Work item:
Leave out the images and return all the data word for word.

[Dataset rows for apps and sites]
>>>

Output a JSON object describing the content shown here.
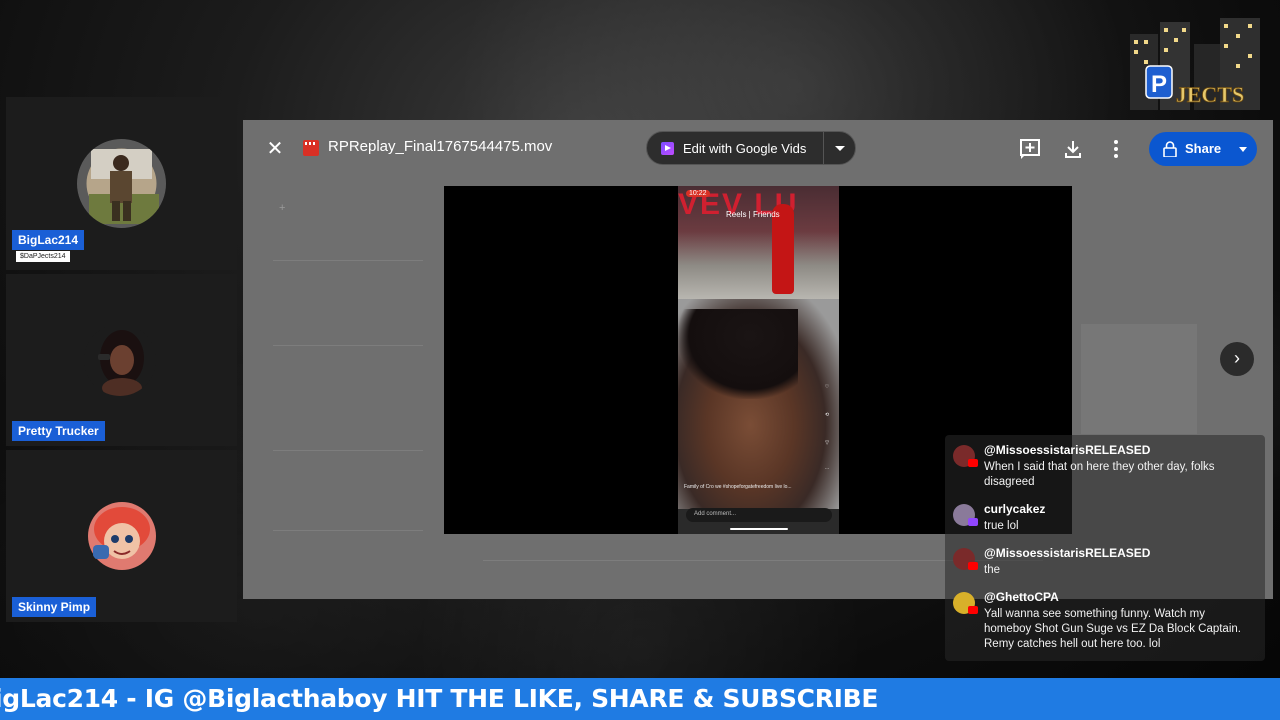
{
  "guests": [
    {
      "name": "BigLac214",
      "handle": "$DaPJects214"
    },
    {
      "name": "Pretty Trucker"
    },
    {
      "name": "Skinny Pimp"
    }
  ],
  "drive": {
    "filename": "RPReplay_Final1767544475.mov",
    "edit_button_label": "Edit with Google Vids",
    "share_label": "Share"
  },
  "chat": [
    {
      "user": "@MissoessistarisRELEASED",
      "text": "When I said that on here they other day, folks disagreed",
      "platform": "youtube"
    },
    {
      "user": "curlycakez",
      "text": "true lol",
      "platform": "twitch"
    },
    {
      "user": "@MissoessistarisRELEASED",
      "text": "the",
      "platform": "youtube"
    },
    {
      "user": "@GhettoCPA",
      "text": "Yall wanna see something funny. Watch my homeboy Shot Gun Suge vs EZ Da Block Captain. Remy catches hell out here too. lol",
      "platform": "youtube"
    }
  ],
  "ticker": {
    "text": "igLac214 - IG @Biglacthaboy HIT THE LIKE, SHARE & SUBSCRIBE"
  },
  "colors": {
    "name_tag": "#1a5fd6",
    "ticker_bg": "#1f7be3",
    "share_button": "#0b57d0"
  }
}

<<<

Written response:
Output a JSON object describing the content shown here.
{
  "guests": [
    {
      "name": "BigLac214",
      "handle": "$DaPJects214"
    },
    {
      "name": "Pretty Trucker"
    },
    {
      "name": "Skinny Pimp"
    }
  ],
  "drive": {
    "filename": "RPReplay_Final1767544475.mov",
    "edit_button_label": "Edit with Google Vids",
    "share_label": "Share"
  },
  "chat": [
    {
      "user": "@MissoessistarisRELEASED",
      "text": "When I said that on here they other day, folks disagreed",
      "platform": "youtube"
    },
    {
      "user": "curlycakez",
      "text": "true lol",
      "platform": "twitch"
    },
    {
      "user": "@MissoessistarisRELEASED",
      "text": "the",
      "platform": "youtube"
    },
    {
      "user": "@GhettoCPA",
      "text": "Yall wanna see something funny. Watch my homeboy Shot Gun Suge vs EZ Da Block Captain. Remy catches hell out here too. lol",
      "platform": "youtube"
    }
  ],
  "ticker": {
    "text": "igLac214 - IG @Biglacthaboy HIT THE LIKE, SHARE & SUBSCRIBE"
  },
  "colors": {
    "name_tag": "#1a5fd6",
    "ticker_bg": "#1f7be3",
    "share_button": "#0b57d0"
  }
}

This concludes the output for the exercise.